91 Directional Drilling Tools MWD and LWD SystemsPositive PulsePositive: tools briefly close and open the valve to restrict the mud flow within the drill pipe. This produces an increase in pressure that can be seen at surface. Negative Pulse: tools briefly open and close the valve to release mud from inside the drillpipe out to the annulus. This produces a decrease in pressure that can be seen at surface. Continuous Wave: tools gradually close and open the valve to generate sinusoidal pressure fluctuations within the drilling fluid.
92 Directional Drilling Tools Magnetic Survey Tools
93 Directional Drilling Tools MWD and LWD SystemsThe basic components of the MWD instrument package include:a battery-powered pulser module: employs a continuous mud wave transmissiona sensor module containing tri-axial inclinometers to measure drift and tri- axial magnetometers to measure azimuth, along with T and P sensorsan electronics module.
95 Directional Drilling Tools MWD and LWD SystemsLWD tools operate on basically the same principles as conventional wireline logging tools.

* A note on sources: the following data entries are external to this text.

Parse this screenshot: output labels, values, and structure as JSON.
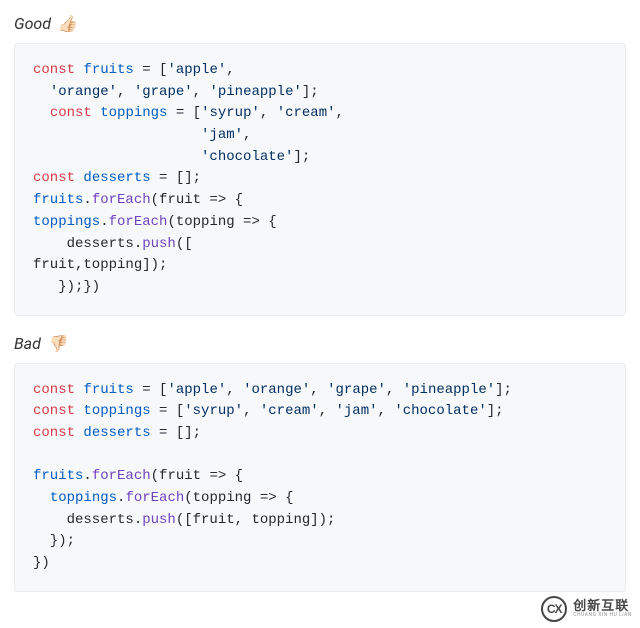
{
  "good": {
    "label": "Good",
    "emoji": "👍🏻",
    "lines": [
      [
        {
          "c": "kw",
          "t": "const"
        },
        {
          "c": "pn",
          "t": " "
        },
        {
          "c": "id",
          "t": "fruits"
        },
        {
          "c": "pn",
          "t": " = ["
        },
        {
          "c": "str",
          "t": "'apple'"
        },
        {
          "c": "pn",
          "t": ","
        }
      ],
      [
        {
          "c": "pn",
          "t": "  "
        },
        {
          "c": "str",
          "t": "'orange'"
        },
        {
          "c": "pn",
          "t": ", "
        },
        {
          "c": "str",
          "t": "'grape'"
        },
        {
          "c": "pn",
          "t": ", "
        },
        {
          "c": "str",
          "t": "'pineapple'"
        },
        {
          "c": "pn",
          "t": "];"
        }
      ],
      [
        {
          "c": "pn",
          "t": "  "
        },
        {
          "c": "kw",
          "t": "const"
        },
        {
          "c": "pn",
          "t": " "
        },
        {
          "c": "id",
          "t": "toppings"
        },
        {
          "c": "pn",
          "t": " = ["
        },
        {
          "c": "str",
          "t": "'syrup'"
        },
        {
          "c": "pn",
          "t": ", "
        },
        {
          "c": "str",
          "t": "'cream'"
        },
        {
          "c": "pn",
          "t": ","
        }
      ],
      [
        {
          "c": "pn",
          "t": "                    "
        },
        {
          "c": "str",
          "t": "'jam'"
        },
        {
          "c": "pn",
          "t": ","
        }
      ],
      [
        {
          "c": "pn",
          "t": "                    "
        },
        {
          "c": "str",
          "t": "'chocolate'"
        },
        {
          "c": "pn",
          "t": "];"
        }
      ],
      [
        {
          "c": "kw",
          "t": "const"
        },
        {
          "c": "pn",
          "t": " "
        },
        {
          "c": "id",
          "t": "desserts"
        },
        {
          "c": "pn",
          "t": " = [];"
        }
      ],
      [
        {
          "c": "id",
          "t": "fruits"
        },
        {
          "c": "pn",
          "t": "."
        },
        {
          "c": "fn",
          "t": "forEach"
        },
        {
          "c": "pn",
          "t": "(fruit => {"
        }
      ],
      [
        {
          "c": "id",
          "t": "toppings"
        },
        {
          "c": "pn",
          "t": "."
        },
        {
          "c": "fn",
          "t": "forEach"
        },
        {
          "c": "pn",
          "t": "(topping => {"
        }
      ],
      [
        {
          "c": "pn",
          "t": "    desserts."
        },
        {
          "c": "fn",
          "t": "push"
        },
        {
          "c": "pn",
          "t": "(["
        }
      ],
      [
        {
          "c": "pn",
          "t": "fruit,topping]);"
        }
      ],
      [
        {
          "c": "pn",
          "t": "   });})"
        }
      ]
    ]
  },
  "bad": {
    "label": "Bad",
    "emoji": "👎🏻",
    "lines": [
      [
        {
          "c": "kw",
          "t": "const"
        },
        {
          "c": "pn",
          "t": " "
        },
        {
          "c": "id",
          "t": "fruits"
        },
        {
          "c": "pn",
          "t": " = ["
        },
        {
          "c": "str",
          "t": "'apple'"
        },
        {
          "c": "pn",
          "t": ", "
        },
        {
          "c": "str",
          "t": "'orange'"
        },
        {
          "c": "pn",
          "t": ", "
        },
        {
          "c": "str",
          "t": "'grape'"
        },
        {
          "c": "pn",
          "t": ", "
        },
        {
          "c": "str",
          "t": "'pineapple'"
        },
        {
          "c": "pn",
          "t": "];"
        }
      ],
      [
        {
          "c": "kw",
          "t": "const"
        },
        {
          "c": "pn",
          "t": " "
        },
        {
          "c": "id",
          "t": "toppings"
        },
        {
          "c": "pn",
          "t": " = ["
        },
        {
          "c": "str",
          "t": "'syrup'"
        },
        {
          "c": "pn",
          "t": ", "
        },
        {
          "c": "str",
          "t": "'cream'"
        },
        {
          "c": "pn",
          "t": ", "
        },
        {
          "c": "str",
          "t": "'jam'"
        },
        {
          "c": "pn",
          "t": ", "
        },
        {
          "c": "str",
          "t": "'chocolate'"
        },
        {
          "c": "pn",
          "t": "];"
        }
      ],
      [
        {
          "c": "kw",
          "t": "const"
        },
        {
          "c": "pn",
          "t": " "
        },
        {
          "c": "id",
          "t": "desserts"
        },
        {
          "c": "pn",
          "t": " = [];"
        }
      ],
      [],
      [
        {
          "c": "id",
          "t": "fruits"
        },
        {
          "c": "pn",
          "t": "."
        },
        {
          "c": "fn",
          "t": "forEach"
        },
        {
          "c": "pn",
          "t": "(fruit => {"
        }
      ],
      [
        {
          "c": "pn",
          "t": "  "
        },
        {
          "c": "id",
          "t": "toppings"
        },
        {
          "c": "pn",
          "t": "."
        },
        {
          "c": "fn",
          "t": "forEach"
        },
        {
          "c": "pn",
          "t": "(topping => {"
        }
      ],
      [
        {
          "c": "pn",
          "t": "    desserts."
        },
        {
          "c": "fn",
          "t": "push"
        },
        {
          "c": "pn",
          "t": "([fruit, topping]);"
        }
      ],
      [
        {
          "c": "pn",
          "t": "  });"
        }
      ],
      [
        {
          "c": "pn",
          "t": "})"
        }
      ]
    ]
  },
  "brand": {
    "icon_text": "CX",
    "cn": "创新互联",
    "en": "CHUANG XIN HU LIAN"
  }
}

The dual resistivity shown in the Figure contains a gamma ray tool, and two sets of transmitters and receivers to provide shallow and deep resistivity readingsThe compensated density-neutron tool measures density and neutron porosity in a manner similar to that of analogous wireline tools.
97 Directional Drilling Tools EMWD SystemsConventional MWD and LWD systems rely on pressure pulse type telemetry in incompressible drilling fluids. When compressible fluids are used in low-pressure drilling (e.g., Underbalanced drilling), the pulses are absorbed by the drilling fluids, resulting in signals that are undetectable at the surface. In these situations, electric-magnetic induction (EMI) telemetry is used.The MWD tool with (EMI) telemetry is called EMWD.